───── Dataset entries

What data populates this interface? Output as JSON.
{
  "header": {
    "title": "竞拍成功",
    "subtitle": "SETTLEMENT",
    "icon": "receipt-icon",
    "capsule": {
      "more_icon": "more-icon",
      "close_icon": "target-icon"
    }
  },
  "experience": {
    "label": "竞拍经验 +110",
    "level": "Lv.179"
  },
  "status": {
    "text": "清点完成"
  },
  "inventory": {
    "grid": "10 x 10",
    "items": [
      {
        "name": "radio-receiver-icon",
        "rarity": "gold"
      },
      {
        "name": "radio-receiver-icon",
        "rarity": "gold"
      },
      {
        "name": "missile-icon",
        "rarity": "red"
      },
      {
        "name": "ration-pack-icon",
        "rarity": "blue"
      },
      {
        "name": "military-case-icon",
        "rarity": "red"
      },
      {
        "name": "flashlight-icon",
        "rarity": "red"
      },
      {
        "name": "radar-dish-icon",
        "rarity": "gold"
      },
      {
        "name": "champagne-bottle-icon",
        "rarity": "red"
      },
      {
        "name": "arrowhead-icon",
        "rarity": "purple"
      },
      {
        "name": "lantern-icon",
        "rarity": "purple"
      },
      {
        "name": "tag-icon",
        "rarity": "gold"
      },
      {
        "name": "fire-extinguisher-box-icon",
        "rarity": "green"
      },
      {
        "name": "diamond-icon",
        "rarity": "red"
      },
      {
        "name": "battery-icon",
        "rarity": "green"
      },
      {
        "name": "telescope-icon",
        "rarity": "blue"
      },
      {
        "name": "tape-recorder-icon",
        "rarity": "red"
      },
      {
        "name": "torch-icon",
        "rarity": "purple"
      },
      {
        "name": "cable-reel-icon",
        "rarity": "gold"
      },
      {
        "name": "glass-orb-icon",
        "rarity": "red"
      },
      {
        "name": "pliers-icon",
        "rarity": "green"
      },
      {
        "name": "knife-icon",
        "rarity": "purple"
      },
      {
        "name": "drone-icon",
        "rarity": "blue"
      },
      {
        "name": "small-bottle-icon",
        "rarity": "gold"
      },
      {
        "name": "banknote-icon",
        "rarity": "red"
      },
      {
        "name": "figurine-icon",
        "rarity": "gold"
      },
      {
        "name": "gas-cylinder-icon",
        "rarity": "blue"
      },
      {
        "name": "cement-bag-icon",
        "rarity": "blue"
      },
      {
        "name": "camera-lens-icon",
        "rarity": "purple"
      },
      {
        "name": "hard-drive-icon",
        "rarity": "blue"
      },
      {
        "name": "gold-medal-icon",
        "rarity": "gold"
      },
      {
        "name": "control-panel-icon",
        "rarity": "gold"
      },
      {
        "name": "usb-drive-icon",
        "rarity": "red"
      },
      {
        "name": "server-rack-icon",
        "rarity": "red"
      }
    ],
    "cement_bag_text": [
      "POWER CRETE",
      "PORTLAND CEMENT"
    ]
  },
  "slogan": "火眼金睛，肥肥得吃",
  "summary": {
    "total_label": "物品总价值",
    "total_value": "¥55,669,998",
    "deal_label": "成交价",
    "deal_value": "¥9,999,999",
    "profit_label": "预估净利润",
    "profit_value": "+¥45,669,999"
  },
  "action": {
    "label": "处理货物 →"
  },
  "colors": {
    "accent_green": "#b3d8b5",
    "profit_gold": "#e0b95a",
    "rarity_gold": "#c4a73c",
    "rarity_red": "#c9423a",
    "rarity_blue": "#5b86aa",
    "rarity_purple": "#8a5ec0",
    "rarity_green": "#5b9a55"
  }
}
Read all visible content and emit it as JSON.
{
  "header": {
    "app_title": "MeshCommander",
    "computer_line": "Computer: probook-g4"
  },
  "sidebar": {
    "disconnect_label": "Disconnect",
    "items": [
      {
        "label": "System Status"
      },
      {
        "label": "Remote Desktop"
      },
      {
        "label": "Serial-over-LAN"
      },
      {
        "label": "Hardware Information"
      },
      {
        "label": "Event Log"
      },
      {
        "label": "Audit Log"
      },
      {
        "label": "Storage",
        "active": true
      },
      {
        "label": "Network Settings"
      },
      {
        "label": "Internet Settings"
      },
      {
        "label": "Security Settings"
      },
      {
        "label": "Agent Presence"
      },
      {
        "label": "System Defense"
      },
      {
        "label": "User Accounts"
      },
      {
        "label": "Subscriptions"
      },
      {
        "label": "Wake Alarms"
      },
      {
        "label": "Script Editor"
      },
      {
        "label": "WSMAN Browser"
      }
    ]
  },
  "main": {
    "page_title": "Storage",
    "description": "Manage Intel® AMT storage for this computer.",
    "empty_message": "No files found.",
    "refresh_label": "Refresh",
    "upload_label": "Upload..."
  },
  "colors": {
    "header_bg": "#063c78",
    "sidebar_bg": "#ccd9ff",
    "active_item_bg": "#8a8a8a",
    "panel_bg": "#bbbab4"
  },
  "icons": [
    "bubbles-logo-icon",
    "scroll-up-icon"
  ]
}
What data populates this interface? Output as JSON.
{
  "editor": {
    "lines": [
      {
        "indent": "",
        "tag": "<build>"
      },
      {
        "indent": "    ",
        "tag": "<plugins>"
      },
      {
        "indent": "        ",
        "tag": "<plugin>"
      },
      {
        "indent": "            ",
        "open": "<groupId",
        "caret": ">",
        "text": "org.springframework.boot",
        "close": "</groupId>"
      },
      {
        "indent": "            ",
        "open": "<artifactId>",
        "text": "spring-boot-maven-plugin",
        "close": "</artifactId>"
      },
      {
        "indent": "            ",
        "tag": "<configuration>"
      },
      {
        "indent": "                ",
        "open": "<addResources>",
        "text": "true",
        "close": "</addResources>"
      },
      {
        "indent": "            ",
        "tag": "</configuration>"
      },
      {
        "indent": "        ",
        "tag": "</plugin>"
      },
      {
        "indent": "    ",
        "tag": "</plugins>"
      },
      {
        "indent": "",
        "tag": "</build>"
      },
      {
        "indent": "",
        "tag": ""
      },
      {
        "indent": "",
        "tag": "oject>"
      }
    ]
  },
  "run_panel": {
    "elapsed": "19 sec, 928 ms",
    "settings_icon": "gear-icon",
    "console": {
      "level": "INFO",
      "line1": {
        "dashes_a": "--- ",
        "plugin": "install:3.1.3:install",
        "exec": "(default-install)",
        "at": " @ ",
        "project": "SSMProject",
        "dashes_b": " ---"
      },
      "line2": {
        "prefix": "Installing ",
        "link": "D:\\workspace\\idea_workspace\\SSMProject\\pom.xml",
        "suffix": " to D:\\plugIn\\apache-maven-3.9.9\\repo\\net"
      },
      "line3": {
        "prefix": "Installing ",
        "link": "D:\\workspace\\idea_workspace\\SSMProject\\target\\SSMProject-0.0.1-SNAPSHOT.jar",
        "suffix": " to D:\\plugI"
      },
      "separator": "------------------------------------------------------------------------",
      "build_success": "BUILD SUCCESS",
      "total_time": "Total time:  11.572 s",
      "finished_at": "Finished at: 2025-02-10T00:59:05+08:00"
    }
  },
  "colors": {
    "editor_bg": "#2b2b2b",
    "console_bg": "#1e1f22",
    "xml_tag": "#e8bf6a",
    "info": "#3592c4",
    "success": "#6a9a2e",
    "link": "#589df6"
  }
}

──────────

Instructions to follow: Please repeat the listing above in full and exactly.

Task output:
What data populates this interface? Output as JSON.
{
  "header": {
    "title": "竞拍成功",
    "subtitle": "SETTLEMENT",
    "icon": "receipt-icon",
    "capsule": {
      "more_icon": "more-icon",
      "close_icon": "target-icon"
    }
  },
  "experience": {
    "label": "竞拍经验 +110",
    "level": "Lv.179"
  },
  "status": {
    "text": "清点完成"
  },
  "inventory": {
    "grid": "10 x 10",
    "items": [
      {
        "name": "radio-receiver-icon",
        "rarity": "gold"
      },
      {
        "name": "radio-receiver-icon",
        "rarity": "gold"
      },
      {
        "name": "missile-icon",
        "rarity": "red"
      },
      {
        "name": "ration-pack-icon",
        "rarity": "blue"
      },
      {
        "name": "military-case-icon",
        "rarity": "red"
      },
      {
        "name": "flashlight-icon",
        "rarity": "red"
      },
      {
        "name": "radar-dish-icon",
        "rarity": "gold"
      },
      {
        "name": "champagne-bottle-icon",
        "rarity": "red"
      },
      {
        "name": "arrowhead-icon",
        "rarity": "purple"
      },
      {
        "name": "lantern-icon",
        "rarity": "purple"
      },
      {
        "name": "tag-icon",
        "rarity": "gold"
      },
      {
        "name": "fire-extinguisher-box-icon",
        "rarity": "green"
      },
      {
        "name": "diamond-icon",
        "rarity": "red"
      },
      {
        "name": "battery-icon",
        "rarity": "green"
      },
      {
        "name": "telescope-icon",
        "rarity": "blue"
      },
      {
        "name": "tape-recorder-icon",
        "rarity": "red"
      },
      {
        "name": "torch-icon",
        "rarity": "purple"
      },
      {
        "name": "cable-reel-icon",
        "rarity": "gold"
      },
      {
        "name": "glass-orb-icon",
        "rarity": "red"
      },
      {
        "name": "pliers-icon",
        "rarity": "green"
      },
      {
        "name": "knife-icon",
        "rarity": "purple"
      },
      {
        "name": "drone-icon",
        "rarity": "blue"
      },
      {
        "name": "small-bottle-icon",
        "rarity": "gold"
      },
      {
        "name": "banknote-icon",
        "rarity": "red"
      },
      {
        "name": "figurine-icon",
        "rarity": "gold"
      },
      {
        "name": "gas-cylinder-icon",
        "rarity": "blue"
      },
      {
        "name": "cement-bag-icon",
        "rarity": "blue"
      },
      {
        "name": "camera-lens-icon",
        "rarity": "purple"
      },
      {
        "name": "hard-drive-icon",
        "rarity": "blue"
      },
      {
        "name": "gold-medal-icon",
        "rarity": "gold"
      },
      {
        "name": "control-panel-icon",
        "rarity": "gold"
      },
      {
        "name": "usb-drive-icon",
        "rarity": "red"
      },
      {
        "name": "server-rack-icon",
        "rarity": "red"
      }
    ],
    "cement_bag_text": [
      "POWER CRETE",
      "PORTLAND CEMENT"
    ]
  },
  "slogan": "火眼金睛，肥肥得吃",
  "summary": {
    "total_label": "物品总价值",
    "total_value": "¥55,669,998",
    "deal_label": "成交价",
    "deal_value": "¥9,999,999",
    "profit_label": "预估净利润",
    "profit_value": "+¥45,669,999"
  },
  "action": {
    "label": "处理货物 →"
  },
  "colors": {
    "accent_green": "#b3d8b5",
    "profit_gold": "#e0b95a",
    "rarity_gold": "#c4a73c",
    "rarity_red": "#c9423a",
    "rarity_blue": "#5b86aa",
    "rarity_purple": "#8a5ec0",
    "rarity_green": "#5b9a55"
  }
}
Read all visible content and emit it as JSON.
{
  "header": {
    "app_title": "MeshCommander",
    "computer_line": "Computer: probook-g4"
  },
  "sidebar": {
    "disconnect_label": "Disconnect",
    "items": [
      {
        "label": "System Status"
      },
      {
        "label": "Remote Desktop"
      },
      {
        "label": "Serial-over-LAN"
      },
      {
        "label": "Hardware Information"
      },
      {
        "label": "Event Log"
      },
      {
        "label": "Audit Log"
      },
      {
        "label": "Storage",
        "active": true
      },
      {
        "label": "Network Settings"
      },
      {
        "label": "Internet Settings"
      },
      {
        "label": "Security Settings"
      },
      {
        "label": "Agent Presence"
      },
      {
        "label": "System Defense"
      },
      {
        "label": "User Accounts"
      },
      {
        "label": "Subscriptions"
      },
      {
        "label": "Wake Alarms"
      },
      {
        "label": "Script Editor"
      },
      {
        "label": "WSMAN Browser"
      }
    ]
  },
  "main": {
    "page_title": "Storage",
    "description": "Manage Intel® AMT storage for this computer.",
    "empty_message": "No files found.",
    "refresh_label": "Refresh",
    "upload_label": "Upload..."
  },
  "colors": {
    "header_bg": "#063c78",
    "sidebar_bg": "#ccd9ff",
    "active_item_bg": "#8a8a8a",
    "panel_bg": "#bbbab4"
  },
  "icons": [
    "bubbles-logo-icon",
    "scroll-up-icon"
  ]
}
What data populates this interface? Output as JSON.
{
  "editor": {
    "lines": [
      {
        "indent": "",
        "tag": "<build>"
      },
      {
        "indent": "    ",
        "tag": "<plugins>"
      },
      {
        "indent": "        ",
        "tag": "<plugin>"
      },
      {
        "indent": "            ",
        "open": "<groupId",
        "caret": ">",
        "text": "org.springframework.boot",
        "close": "</groupId>"
      },
      {
        "indent": "            ",
        "open": "<artifactId>",
        "text": "spring-boot-maven-plugin",
        "close": "</artifactId>"
      },
      {
        "indent": "            ",
        "tag": "<configuration>"
      },
      {
        "indent": "                ",
        "open": "<addResources>",
        "text": "true",
        "close": "</addResources>"
      },
      {
        "indent": "            ",
        "tag": "</configuration>"
      },
      {
        "indent": "        ",
        "tag": "</plugin>"
      },
      {
        "indent": "    ",
        "tag": "</plugins>"
      },
      {
        "indent": "",
        "tag": "</build>"
      },
      {
        "indent": "",
        "tag": ""
      },
      {
        "indent": "",
        "tag": "oject>"
      }
    ]
  },
  "run_panel": {
    "elapsed": "19 sec, 928 ms",
    "settings_icon": "gear-icon",
    "console": {
      "level": "INFO",
      "line1": {
        "dashes_a": "--- ",
        "plugin": "install:3.1.3:install",
        "exec": "(default-install)",
        "at": " @ ",
        "project": "SSMProject",
        "dashes_b": " ---"
      },
      "line2": {
        "prefix": "Installing ",
        "link": "D:\\workspace\\idea_workspace\\SSMProject\\pom.xml",
        "suffix": " to D:\\plugIn\\apache-maven-3.9.9\\repo\\net"
      },
      "line3": {
        "prefix": "Installing ",
        "link": "D:\\workspace\\idea_workspace\\SSMProject\\target\\SSMProject-0.0.1-SNAPSHOT.jar",
        "suffix": " to D:\\plugI"
      },
      "separator": "------------------------------------------------------------------------",
      "build_success": "BUILD SUCCESS",
      "total_time": "Total time:  11.572 s",
      "finished_at": "Finished at: 2025-02-10T00:59:05+08:00"
    }
  },
  "colors": {
    "editor_bg": "#2b2b2b",
    "console_bg": "#1e1f22",
    "xml_tag": "#e8bf6a",
    "info": "#3592c4",
    "success": "#6a9a2e",
    "link": "#589df6"
  }
}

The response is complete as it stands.